Because of the intimate association of the pancreatic tail and the splenic hilum, pancreatic injury can occur, especially in the setting of intense inflammation and/or abscess. The majority of these injuries resolve with nonoperative management, which includes wide drainage, the use of a somatostatin analogue to decrease exocrine pancreatic function, and either total parenteral nutrition (TPN) or enteral alimentation distal to the ligament of Treitz.

As a consequence of the intense inflammatory reaction that can accompany splenic abscess, dissection of the spleen from the greater curvature of the stomach can be difficult, and inadvertent, unrecognized injuries to the greater curve of the stomach do occur. With adequate external drainage and with no obstruction to normal gastric emptying, these can be treated expectantly with TPN or distal luminal alimentation and nasogastric tube decompression.

OPSS is the most serious postsplenectomy complication; it occurs rarely (0.5%) in adult patients but carries a prohibitive mortality in unvaccinated patients. For this reason, a trend away from splenectomy and toward splenic conservation has emerged.

Long-Term Monitoring

Follow-up is directed by the underlying cause of the infarction or abscess rather than by the absence of the spleen. Patients undergoing nonoperative management of splenic infarct, particularly a large infarct (when there is a concern that it will rupture), should be followed closely, with a low threshold for serial imaging.

 

Questions & Answers

Overview

What is splenic infarction?

What is the anatomy relevant to splenic infarction?

What is the pathophysiology of splenic infarction?

What is the role of thromboembolism in the pathogenesis of splenic infarction?

What causes splenic infarct?

How is splenic infarct with blunt injuries treated?

When is the spleen more susceptible to global infarction?

What causes splenic infarct?

What is the incidence of splenic infarct?

What is the prognosis of splenic infarct?

Presentation

What are symptoms of splenic infarct?

Workup

What is the role of lab studies in the diagnosis of splenic infarct?

What is the role of CT scanning and MRI in the diagnosis of splenic infarct?

How are contrast studies performed in the evaluation of splenic infarct?

What is the role of imaging studies in the diagnosis for splenic infarct?

What is the role of ultrasonographic imaging in the diagnosis of splenic infarct?

Which histologic findings suggest splenic infarct?

Treatment

What are indications for surgery for splenic infarct?

How are pseudocysts managed in splenic infarct?

What causes abscess in splenic infarct?

How is asymptomatic splenic infarct managed?

What is the role of medications in the treatment of splenic infarct?
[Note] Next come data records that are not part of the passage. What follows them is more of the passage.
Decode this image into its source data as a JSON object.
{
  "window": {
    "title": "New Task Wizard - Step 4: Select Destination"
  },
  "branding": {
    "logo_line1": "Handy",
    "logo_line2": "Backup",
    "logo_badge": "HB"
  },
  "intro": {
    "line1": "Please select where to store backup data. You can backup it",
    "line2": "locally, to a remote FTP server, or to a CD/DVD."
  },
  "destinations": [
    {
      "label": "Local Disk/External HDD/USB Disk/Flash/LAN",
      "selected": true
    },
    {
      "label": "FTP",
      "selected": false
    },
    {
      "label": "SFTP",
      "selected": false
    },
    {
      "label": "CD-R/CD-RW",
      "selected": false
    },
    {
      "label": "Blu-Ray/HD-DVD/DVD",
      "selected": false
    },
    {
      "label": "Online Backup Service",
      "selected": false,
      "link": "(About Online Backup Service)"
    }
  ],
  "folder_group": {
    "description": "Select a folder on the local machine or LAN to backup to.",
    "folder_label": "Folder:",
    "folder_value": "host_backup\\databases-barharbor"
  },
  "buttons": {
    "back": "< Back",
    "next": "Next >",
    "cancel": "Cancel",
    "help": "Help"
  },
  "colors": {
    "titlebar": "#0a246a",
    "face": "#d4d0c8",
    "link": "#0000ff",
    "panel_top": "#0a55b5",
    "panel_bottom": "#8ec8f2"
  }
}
What is the role of splenectomy in the treatment of splenic infarct?

What is included in surgical preparation for the treatment of splenic infarct?

What are the surgical approaches used in the treatment of splenic infarct?

What is the laparoscopic approach to surgery for splenic infarct?

What is the open approach to surgery for splenic infarct?

What is included in postoperative care for splenic infarct?

What are possible complications of surgery for splenic infarct?

What are the most serious complications of splenic infarct?

What is included in long-term monitoring following treatment of splenic infarct?